At this point in this somewhat macabre dialogue between the two, Scrooge begins to grope for some signs of hope and relief as he intuitively realizes that Marley is speaking words of warning to him for his cold-hearted scorn for the rest of humanity. When Scrooge protests the working of an unseen providence, by saying "But you were always a good man of business, Jacob," we then hear what may be the most significant - and well-known - passage in this scene:

"Business!" cried the Ghost, wringing its hands again. "Mankind was my business. The common welfare was my business; charity, mercy, forbearance, and benevolence, were all my business. The dealings of my trade were but a drop of water in the comprehensive ocean of my business!"

It held up its chains at arm's length, as if that were the cause of all its unavailing grief, and flung it heavily upon the ground again.

"At this time of the rolling year," the spectre said, "I suffer most. Why did I walk through crowds of fellow beings with my eyes turned down, and never raise them to that blessed Star which led the Wise Men to a poor abode! Were there no poor homes to which its light would have conducted me!"

Anticipating the regret of a life not well-lived is a frightening thought. Especially if it comes down to having been too busy!

Good literature is capable of leaving strong indelible images that are much more effective than a well-argued treatise. Dickens' characters were always exaggerated or "larger than life," as we may say. But they then "typify" a great deal about life in the process. 
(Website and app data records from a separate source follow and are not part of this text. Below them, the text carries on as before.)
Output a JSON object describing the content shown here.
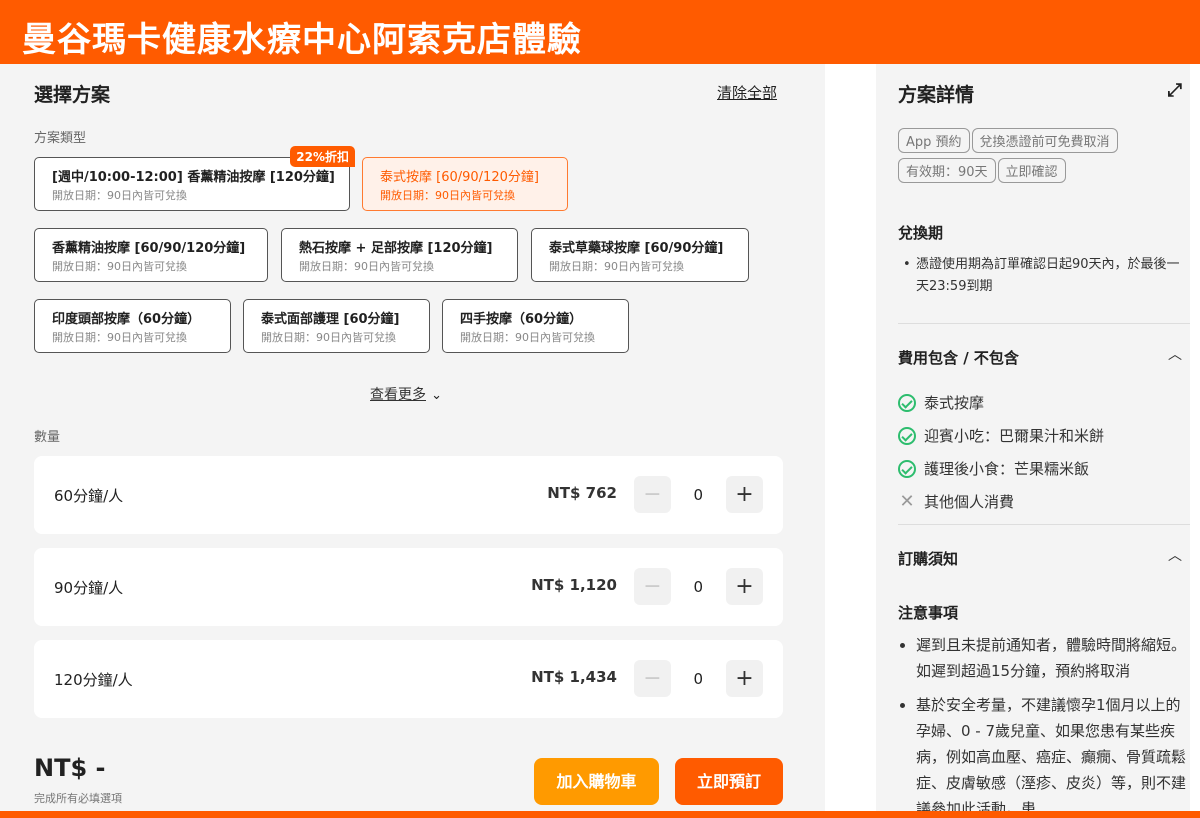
{
  "header": {
    "title": "曼谷瑪卡健康水療中心阿索克店體驗"
  },
  "select": {
    "title": "選擇方案",
    "clear_all": "清除全部",
    "type_label": "方案類型",
    "see_more": "查看更多",
    "qty_label": "數量"
  },
  "packages": [
    {
      "name": "[週中/10:00-12:00] 香薰精油按摩 [120分鐘]",
      "sub": "開放日期：90日內皆可兌換",
      "badge": "22%折扣",
      "selected": false
    },
    {
      "name": "泰式按摩 [60/90/120分鐘]",
      "sub": "開放日期：90日內皆可兌換",
      "selected": true
    },
    {
      "name": "香薰精油按摩 [60/90/120分鐘]",
      "sub": "開放日期：90日內皆可兌換",
      "selected": false
    },
    {
      "name": "熱石按摩 + 足部按摩 [120分鐘]",
      "sub": "開放日期：90日內皆可兌換",
      "selected": false
    },
    {
      "name": "泰式草藥球按摩 [60/90分鐘]",
      "sub": "開放日期：90日內皆可兌換",
      "selected": false
    },
    {
      "name": "印度頭部按摩（60分鐘）",
      "sub": "開放日期：90日內皆可兌換",
      "selected": false
    },
    {
      "name": "泰式面部護理 [60分鐘]",
      "sub": "開放日期：90日內皆可兌換",
      "selected": false
    },
    {
      "name": "四手按摩（60分鐘）",
      "sub": "開放日期：90日內皆可兌換",
      "selected": false
    }
  ],
  "quantities": [
    {
      "name": "60分鐘/人",
      "price": "NT$ 762",
      "value": "0"
    },
    {
      "name": "90分鐘/人",
      "price": "NT$ 1,120",
      "value": "0"
    },
    {
      "name": "120分鐘/人",
      "price": "NT$ 1,434",
      "value": "0"
    }
  ],
  "footer": {
    "total": "NT$ -",
    "hint": "完成所有必填選項",
    "add_to_cart": "加入購物車",
    "book_now": "立即預訂"
  },
  "details": {
    "title": "方案詳情",
    "tags": [
      "App 預約",
      "兌換憑證前可免費取消",
      "有效期：90天",
      "立即確認"
    ],
    "redeem_title": "兌換期",
    "redeem_text": "憑證使用期為訂單確認日起90天內，於最後一天23:59到期",
    "fee_title": "費用包含 / 不包含",
    "included": [
      "泰式按摩",
      "迎賓小吃：巴爾果汁和米餅",
      "護理後小食：芒果糯米飯"
    ],
    "excluded": [
      "其他個人消費"
    ],
    "notice_title": "訂購須知",
    "notes_title": "注意事項",
    "notes": [
      "遲到且未提前通知者，體驗時間將縮短。如遲到超過15分鐘，預約將取消",
      "基於安全考量，不建議懷孕1個月以上的孕婦、0 - 7歲兒童、如果您患有某些疾病，例如高血壓、癌症、癲癇、骨質疏鬆症、皮膚敏感（溼疹、皮炎）等，則不建議參加此活動。患"
    ]
  },
  "colors": {
    "brand": "#ff5b00",
    "check": "#2dbd6e",
    "cart": "#ff9a00"
  }
}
Besides the necessary business that makes up our lives, and which must be done carefully and responsibly, just what else are we so "busy" with? Does that business also lead us away from charity, mercy, forbearance, and benevolence? Are we presently scurrying around, making sure that we will have a "Merry Christmas," while also turning our eyes downward so that we too cannot "see" the blessed Star that guides us to the Incarnate Christ? Are we going to somehow be able to "fit" the Church into our "Business?" Both the parable from Sunday and Dickens' classic A Christmas Carol raise the issue of our stewardship of time and the Christian truth that "mankind is our business."